● Task details
Show all lines from the data that include the word "손익계산서".

● Exercise input
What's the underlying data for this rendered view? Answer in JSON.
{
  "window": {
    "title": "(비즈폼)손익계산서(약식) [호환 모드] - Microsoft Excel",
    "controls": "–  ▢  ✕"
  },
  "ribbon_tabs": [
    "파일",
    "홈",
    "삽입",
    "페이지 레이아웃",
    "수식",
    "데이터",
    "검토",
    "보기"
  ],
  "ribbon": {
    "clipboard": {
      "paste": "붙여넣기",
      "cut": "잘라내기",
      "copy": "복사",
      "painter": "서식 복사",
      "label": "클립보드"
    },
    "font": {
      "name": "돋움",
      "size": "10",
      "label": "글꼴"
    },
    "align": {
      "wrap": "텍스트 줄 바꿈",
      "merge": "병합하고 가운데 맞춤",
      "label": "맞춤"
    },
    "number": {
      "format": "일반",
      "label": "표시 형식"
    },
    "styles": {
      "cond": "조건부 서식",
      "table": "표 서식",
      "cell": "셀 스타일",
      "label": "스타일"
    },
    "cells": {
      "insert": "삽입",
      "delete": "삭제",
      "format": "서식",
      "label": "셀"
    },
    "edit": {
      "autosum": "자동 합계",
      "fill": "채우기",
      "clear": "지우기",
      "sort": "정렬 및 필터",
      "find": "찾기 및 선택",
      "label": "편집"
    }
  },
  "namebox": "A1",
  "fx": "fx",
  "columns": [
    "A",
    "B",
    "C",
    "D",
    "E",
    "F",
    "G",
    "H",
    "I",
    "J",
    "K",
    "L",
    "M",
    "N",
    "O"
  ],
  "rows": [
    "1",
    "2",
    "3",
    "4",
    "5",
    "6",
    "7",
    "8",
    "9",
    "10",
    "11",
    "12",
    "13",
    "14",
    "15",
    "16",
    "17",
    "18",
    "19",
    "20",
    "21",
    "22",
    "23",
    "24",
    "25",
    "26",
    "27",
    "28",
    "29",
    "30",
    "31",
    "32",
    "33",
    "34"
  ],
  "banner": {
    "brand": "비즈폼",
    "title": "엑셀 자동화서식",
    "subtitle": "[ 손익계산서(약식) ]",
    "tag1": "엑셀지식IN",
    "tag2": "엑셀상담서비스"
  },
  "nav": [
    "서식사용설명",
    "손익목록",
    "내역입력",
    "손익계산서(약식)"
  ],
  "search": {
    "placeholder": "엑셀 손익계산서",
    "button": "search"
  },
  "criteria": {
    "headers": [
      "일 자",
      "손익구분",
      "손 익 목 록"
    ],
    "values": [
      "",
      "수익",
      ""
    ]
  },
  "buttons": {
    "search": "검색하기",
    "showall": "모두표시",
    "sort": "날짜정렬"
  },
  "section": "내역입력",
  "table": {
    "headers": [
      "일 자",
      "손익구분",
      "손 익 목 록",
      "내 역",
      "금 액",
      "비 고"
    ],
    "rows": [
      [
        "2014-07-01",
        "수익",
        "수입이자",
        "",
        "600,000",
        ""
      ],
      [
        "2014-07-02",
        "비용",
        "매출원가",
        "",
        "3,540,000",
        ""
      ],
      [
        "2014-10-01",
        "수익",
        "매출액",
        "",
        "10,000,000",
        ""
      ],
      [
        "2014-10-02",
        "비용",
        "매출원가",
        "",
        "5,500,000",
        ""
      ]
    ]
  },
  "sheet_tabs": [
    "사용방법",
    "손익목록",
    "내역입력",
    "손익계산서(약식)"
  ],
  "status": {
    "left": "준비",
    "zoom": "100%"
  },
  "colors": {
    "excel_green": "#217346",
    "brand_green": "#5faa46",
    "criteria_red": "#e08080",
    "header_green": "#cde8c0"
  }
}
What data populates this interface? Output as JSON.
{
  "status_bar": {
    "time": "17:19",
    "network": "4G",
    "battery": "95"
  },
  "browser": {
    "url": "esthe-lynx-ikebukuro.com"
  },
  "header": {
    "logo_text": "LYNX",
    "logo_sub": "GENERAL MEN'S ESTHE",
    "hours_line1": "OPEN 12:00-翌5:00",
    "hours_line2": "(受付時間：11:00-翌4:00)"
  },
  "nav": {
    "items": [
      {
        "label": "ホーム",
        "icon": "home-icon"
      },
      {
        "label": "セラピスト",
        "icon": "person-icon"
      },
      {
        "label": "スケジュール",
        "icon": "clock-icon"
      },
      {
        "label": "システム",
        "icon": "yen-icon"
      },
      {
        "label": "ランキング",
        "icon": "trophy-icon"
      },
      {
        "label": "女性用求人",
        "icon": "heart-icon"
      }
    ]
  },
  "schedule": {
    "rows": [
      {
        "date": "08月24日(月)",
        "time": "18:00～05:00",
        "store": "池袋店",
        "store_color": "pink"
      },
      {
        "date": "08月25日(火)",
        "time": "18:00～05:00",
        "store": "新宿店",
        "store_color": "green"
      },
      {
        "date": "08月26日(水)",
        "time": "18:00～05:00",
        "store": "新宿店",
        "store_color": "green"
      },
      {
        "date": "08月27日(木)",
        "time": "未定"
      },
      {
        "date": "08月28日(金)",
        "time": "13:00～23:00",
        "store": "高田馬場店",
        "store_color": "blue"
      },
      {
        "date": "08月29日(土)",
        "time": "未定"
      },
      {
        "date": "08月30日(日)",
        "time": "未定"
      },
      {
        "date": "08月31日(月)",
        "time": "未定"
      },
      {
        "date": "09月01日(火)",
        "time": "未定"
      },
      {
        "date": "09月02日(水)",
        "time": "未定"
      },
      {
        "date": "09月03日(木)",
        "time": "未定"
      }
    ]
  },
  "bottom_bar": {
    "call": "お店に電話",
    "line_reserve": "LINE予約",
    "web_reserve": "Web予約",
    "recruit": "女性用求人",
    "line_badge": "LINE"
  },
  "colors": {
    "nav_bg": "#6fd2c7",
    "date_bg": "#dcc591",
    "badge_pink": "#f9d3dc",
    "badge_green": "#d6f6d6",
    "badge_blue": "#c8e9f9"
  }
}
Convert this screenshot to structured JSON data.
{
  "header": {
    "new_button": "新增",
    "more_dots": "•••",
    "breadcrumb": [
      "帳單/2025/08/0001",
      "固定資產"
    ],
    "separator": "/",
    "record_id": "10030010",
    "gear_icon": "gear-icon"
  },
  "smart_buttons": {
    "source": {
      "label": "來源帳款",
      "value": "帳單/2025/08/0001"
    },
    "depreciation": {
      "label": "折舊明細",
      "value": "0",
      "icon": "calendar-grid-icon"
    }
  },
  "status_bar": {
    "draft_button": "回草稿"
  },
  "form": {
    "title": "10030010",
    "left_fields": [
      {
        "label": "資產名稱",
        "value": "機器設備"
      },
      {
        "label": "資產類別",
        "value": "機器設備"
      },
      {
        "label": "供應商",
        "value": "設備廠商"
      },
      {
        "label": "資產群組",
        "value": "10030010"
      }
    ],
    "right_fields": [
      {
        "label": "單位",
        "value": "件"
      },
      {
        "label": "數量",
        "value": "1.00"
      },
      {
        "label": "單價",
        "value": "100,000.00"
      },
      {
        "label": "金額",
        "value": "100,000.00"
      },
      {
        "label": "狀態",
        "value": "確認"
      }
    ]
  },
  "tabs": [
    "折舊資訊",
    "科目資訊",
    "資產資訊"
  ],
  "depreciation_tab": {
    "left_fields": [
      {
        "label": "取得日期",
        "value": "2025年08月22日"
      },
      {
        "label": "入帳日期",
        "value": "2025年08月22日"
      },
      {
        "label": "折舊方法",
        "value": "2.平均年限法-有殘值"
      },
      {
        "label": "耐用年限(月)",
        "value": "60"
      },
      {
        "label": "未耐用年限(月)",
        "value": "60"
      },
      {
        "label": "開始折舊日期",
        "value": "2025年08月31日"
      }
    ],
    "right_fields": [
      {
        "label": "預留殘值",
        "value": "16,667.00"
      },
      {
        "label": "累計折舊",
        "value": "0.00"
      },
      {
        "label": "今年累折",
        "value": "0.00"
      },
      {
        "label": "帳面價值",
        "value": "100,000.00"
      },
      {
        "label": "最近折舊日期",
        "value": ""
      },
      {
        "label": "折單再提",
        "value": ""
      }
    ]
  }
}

● Finished exercise
    "title": "(비즈폼)손익계산서(약식) [호환 모드] - Microsoft Excel",
    "subtitle": "[ 손익계산서(약식) ]",
    "손익계산서(약식)"
    "placeholder": "엑셀 손익계산서",
    "손익계산서(약식)"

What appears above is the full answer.